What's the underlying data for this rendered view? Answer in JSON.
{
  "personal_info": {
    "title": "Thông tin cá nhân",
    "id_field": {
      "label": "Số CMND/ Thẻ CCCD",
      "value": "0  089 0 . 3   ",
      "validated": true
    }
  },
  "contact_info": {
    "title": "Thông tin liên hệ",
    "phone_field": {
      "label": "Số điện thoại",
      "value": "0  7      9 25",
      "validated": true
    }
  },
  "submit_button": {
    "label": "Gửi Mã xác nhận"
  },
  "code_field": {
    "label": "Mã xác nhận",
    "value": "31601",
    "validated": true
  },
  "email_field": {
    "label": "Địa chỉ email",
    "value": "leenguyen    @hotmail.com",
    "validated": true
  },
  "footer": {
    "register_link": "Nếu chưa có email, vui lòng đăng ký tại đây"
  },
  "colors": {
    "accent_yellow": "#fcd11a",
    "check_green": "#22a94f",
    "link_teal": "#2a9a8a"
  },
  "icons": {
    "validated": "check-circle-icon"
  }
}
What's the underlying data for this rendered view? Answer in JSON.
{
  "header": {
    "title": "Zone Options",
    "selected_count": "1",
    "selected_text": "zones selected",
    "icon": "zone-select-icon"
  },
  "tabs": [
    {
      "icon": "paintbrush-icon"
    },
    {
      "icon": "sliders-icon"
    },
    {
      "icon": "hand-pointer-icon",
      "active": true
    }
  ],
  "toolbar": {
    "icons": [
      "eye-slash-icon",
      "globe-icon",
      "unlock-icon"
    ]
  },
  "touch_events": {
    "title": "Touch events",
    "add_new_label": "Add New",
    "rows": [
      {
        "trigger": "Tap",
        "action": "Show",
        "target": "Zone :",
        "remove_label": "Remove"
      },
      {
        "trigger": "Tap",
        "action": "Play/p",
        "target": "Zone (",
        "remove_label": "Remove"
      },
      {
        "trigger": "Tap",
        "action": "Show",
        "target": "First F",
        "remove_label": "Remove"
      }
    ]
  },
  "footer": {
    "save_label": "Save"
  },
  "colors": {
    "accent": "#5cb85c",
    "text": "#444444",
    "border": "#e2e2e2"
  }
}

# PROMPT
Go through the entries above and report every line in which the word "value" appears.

# SOLUTION BELOW
      "value": "0  089 0 . 3   ",
      "value": "0  7      9 25",
    "value": "31601",
    "value": "leenguyen    @hotmail.com",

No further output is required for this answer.